◆ **Raw data**
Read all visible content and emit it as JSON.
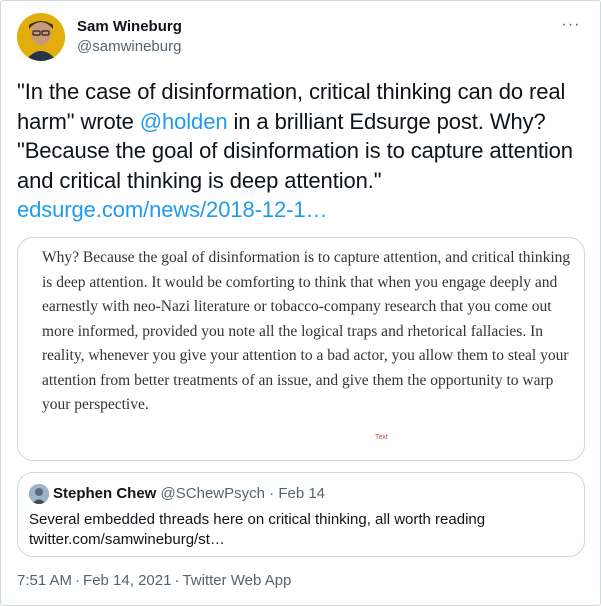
{
  "author": {
    "name": "Sam Wineburg",
    "handle": "@samwineburg"
  },
  "more_icon": "more-dots-icon",
  "tweet": {
    "text_1": "\"In the case of disinformation, critical thinking can do real harm\" wrote ",
    "mention": "@holden",
    "text_2": " in a brilliant Edsurge post. Why? \"Because the goal of disinformation is to capture attention and critical thinking is deep attention.\" ",
    "link": "edsurge.com/news/2018-12-1…"
  },
  "media": {
    "text": "Why? Because the goal of disinformation is to capture attention, and critical thinking is deep attention. It would be comforting to think that when you engage deeply and earnestly with neo-Nazi literature or tobacco-company research that you come out more informed, provided you note all the logical traps and rhetorical fallacies. In reality, whenever you give your attention to a bad actor, you allow them to steal your attention from better treatments of an issue, and give them the opportunity to warp your perspective.",
    "mark": "Text"
  },
  "quote": {
    "name": "Stephen Chew",
    "handle": "@SChewPsych",
    "separator": "·",
    "date": "Feb 14",
    "body_line_1": "Several embedded threads here on critical thinking, all worth reading",
    "body_line_2": "twitter.com/samwineburg/st…"
  },
  "footer": {
    "time": "7:51 AM",
    "date": "Feb 14, 2021",
    "source": "Twitter Web App",
    "separator": "·"
  }
}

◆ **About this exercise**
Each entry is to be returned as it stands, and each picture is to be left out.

◆ **Written solution**
Read all visible content and emit it as JSON.
{
  "author": {
    "name": "Sam Wineburg",
    "handle": "@samwineburg"
  },
  "more_icon": "more-dots-icon",
  "tweet": {
    "text_1": "\"In the case of disinformation, critical thinking can do real harm\" wrote ",
    "mention": "@holden",
    "text_2": " in a brilliant Edsurge post. Why? \"Because the goal of disinformation is to capture attention and critical thinking is deep attention.\" ",
    "link": "edsurge.com/news/2018-12-1…"
  },
  "media": {
    "text": "Why? Because the goal of disinformation is to capture attention, and critical thinking is deep attention. It would be comforting to think that when you engage deeply and earnestly with neo-Nazi literature or tobacco-company research that you come out more informed, provided you note all the logical traps and rhetorical fallacies. In reality, whenever you give your attention to a bad actor, you allow them to steal your attention from better treatments of an issue, and give them the opportunity to warp your perspective.",
    "mark": "Text"
  },
  "quote": {
    "name": "Stephen Chew",
    "handle": "@SChewPsych",
    "separator": "·",
    "date": "Feb 14",
    "body_line_1": "Several embedded threads here on critical thinking, all worth reading",
    "body_line_2": "twitter.com/samwineburg/st…"
  },
  "footer": {
    "time": "7:51 AM",
    "date": "Feb 14, 2021",
    "source": "Twitter Web App",
    "separator": "·"
  }
}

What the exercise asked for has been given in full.